May 19, 2016

Springs and sinkholes in the Ozark Plateaus Physiographic Province (Ozarks) in Arkansas were digitized from 1:24,000 scale topographic maps to produce a digital dataset of karst features. Karst landscapes generally are created from bedrock dissolution that results in distinctive landforms, including sinkholes, springs, caves, and sinking streams, and a high degree of interaction between surface water and groundwater. The dataset can be used to better understand groundwater flow in the karst landscape of the Arkansas Ozarks and potential effects of karst-feature density on water quality, geomorphology, water resources, and karst hazards. In the Ozarks, karst features are present in several limestone and dolomite formations (for example, the Boone Formation, Pitkin Limestone, and Powell Dolomite). Springs (points) and sinkholes (polygons and centroid points) were digitized from over 200 topographic quadrangle maps from 22 different counties with published dates ranging from 1942 to 2014. The digitization efforts using the topographic maps resulted in 805 springs and 1,242 sinkholes across the Arkansas Ozarks. Topographic maps were the only source of data used to provide an unbiased distribution over the Ozarks in Arkansas. This karst-feature dataset will be a resource for years to come in karst science, water science, geomorphology, and other fields.

Citation Information

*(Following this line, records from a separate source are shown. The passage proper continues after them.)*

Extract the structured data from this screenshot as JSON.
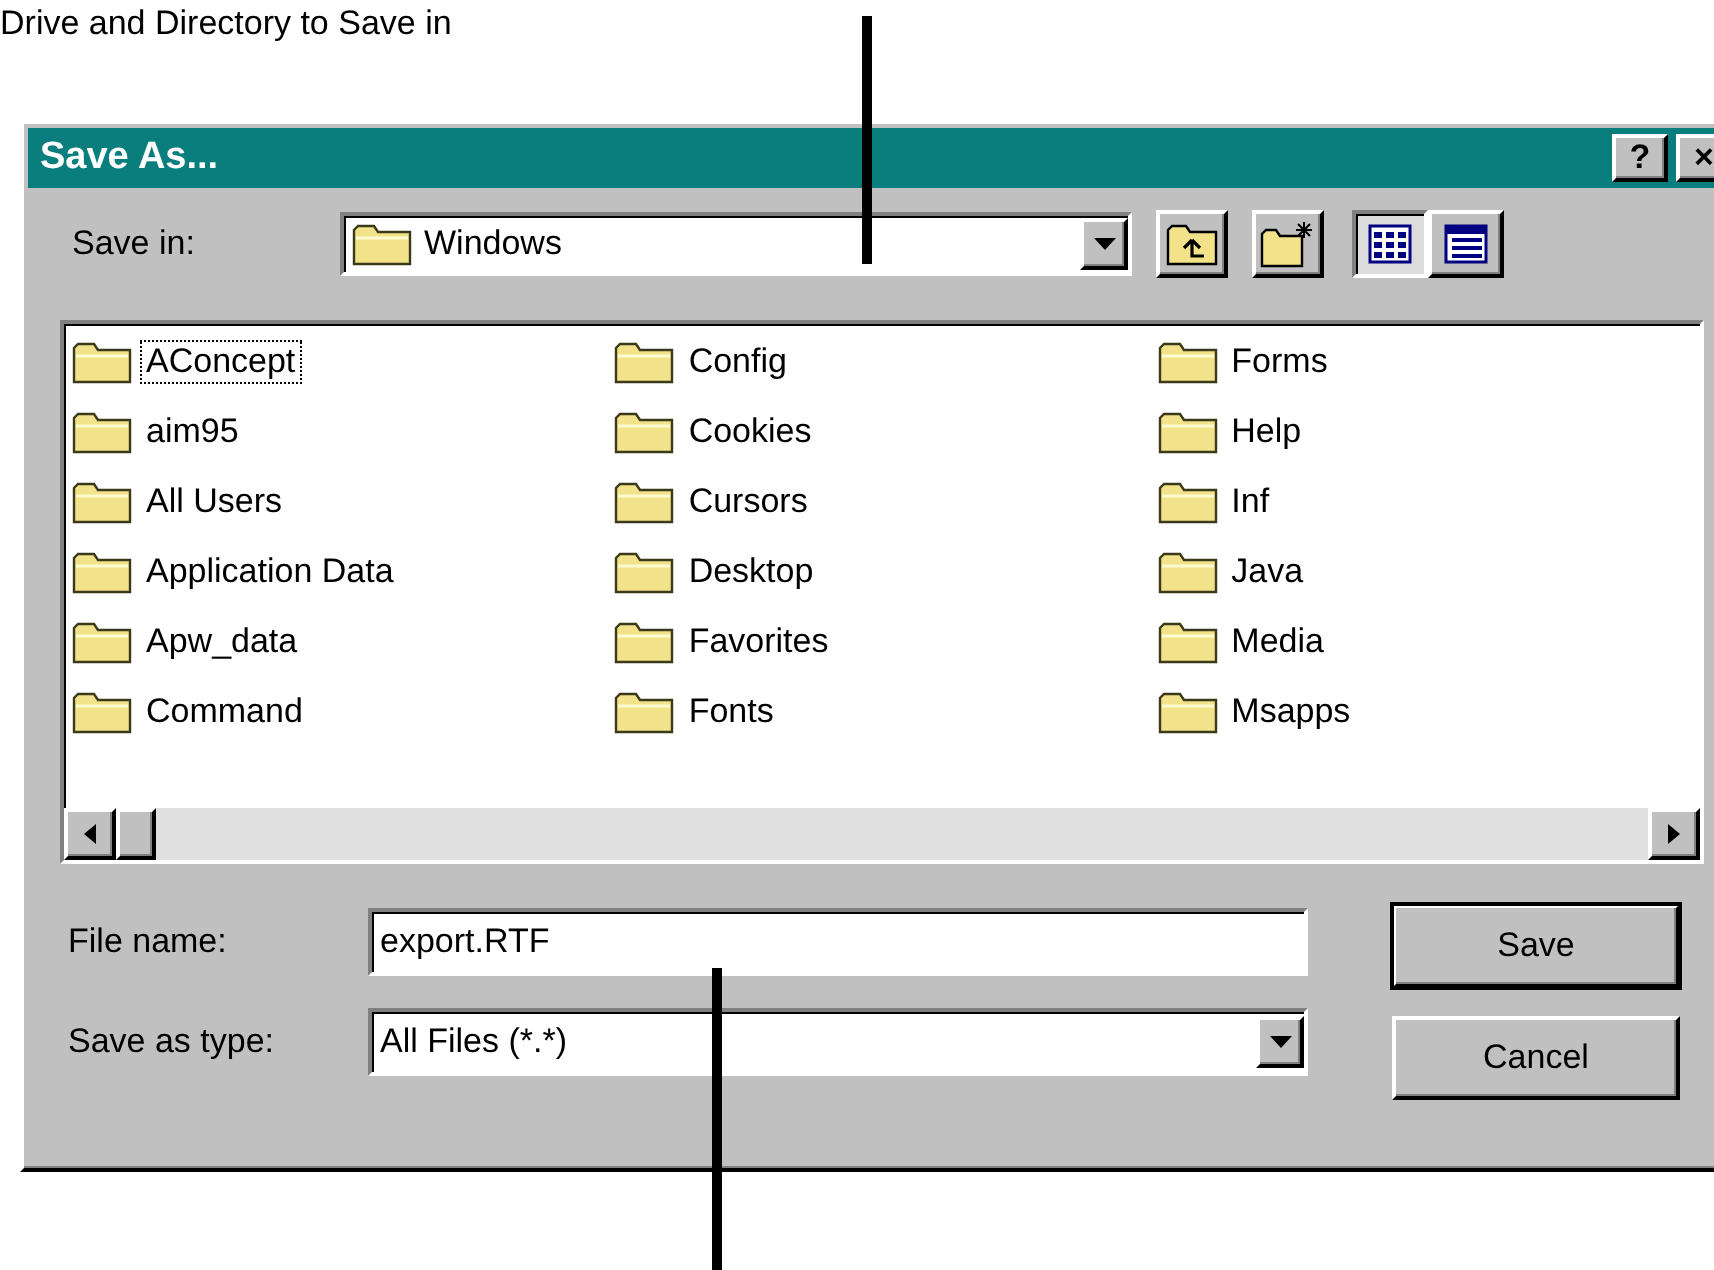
{
  "annotation_top": {
    "text": "Drive and Directory to Save in"
  },
  "window": {
    "title": "Save As...",
    "help_button": "?",
    "close_button": "×"
  },
  "save_in": {
    "label": "Save in:",
    "value": "Windows"
  },
  "view_buttons": [
    {
      "kind": "list",
      "selected": true
    },
    {
      "kind": "details",
      "selected": false
    }
  ],
  "folders": [
    {
      "name": "AConcept",
      "focused": true
    },
    {
      "name": "aim95",
      "focused": false
    },
    {
      "name": "All Users",
      "focused": false
    },
    {
      "name": "Application Data",
      "focused": false
    },
    {
      "name": "Apw_data",
      "focused": false
    },
    {
      "name": "Command",
      "focused": false
    },
    {
      "name": "Config",
      "focused": false
    },
    {
      "name": "Cookies",
      "focused": false
    },
    {
      "name": "Cursors",
      "focused": false
    },
    {
      "name": "Desktop",
      "focused": false
    },
    {
      "name": "Favorites",
      "focused": false
    },
    {
      "name": "Fonts",
      "focused": false
    },
    {
      "name": "Forms",
      "focused": false
    },
    {
      "name": "Help",
      "focused": false
    },
    {
      "name": "Inf",
      "focused": false
    },
    {
      "name": "Java",
      "focused": false
    },
    {
      "name": "Media",
      "focused": false
    },
    {
      "name": "Msapps",
      "focused": false
    }
  ],
  "file_name": {
    "label": "File name:",
    "value": "export.RTF"
  },
  "save_as_type": {
    "label": "Save as type:",
    "value": "All Files (*.*)"
  },
  "buttons": [
    {
      "label": "Save",
      "default": true
    },
    {
      "label": "Cancel",
      "default": false
    }
  ]
}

Publication Year 2016
Title Sinkholes and Springs of the Ozark Physiographic Province, northern Arkansas, from Topographic Maps
DOI 10.5066/F7XK8CNZ
Authors Noel Turner
Product Type Data Release
Record Source USGS Digital Object Identifier Catalog
USGS Organization Lower Mississippi-Gulf Water Science Center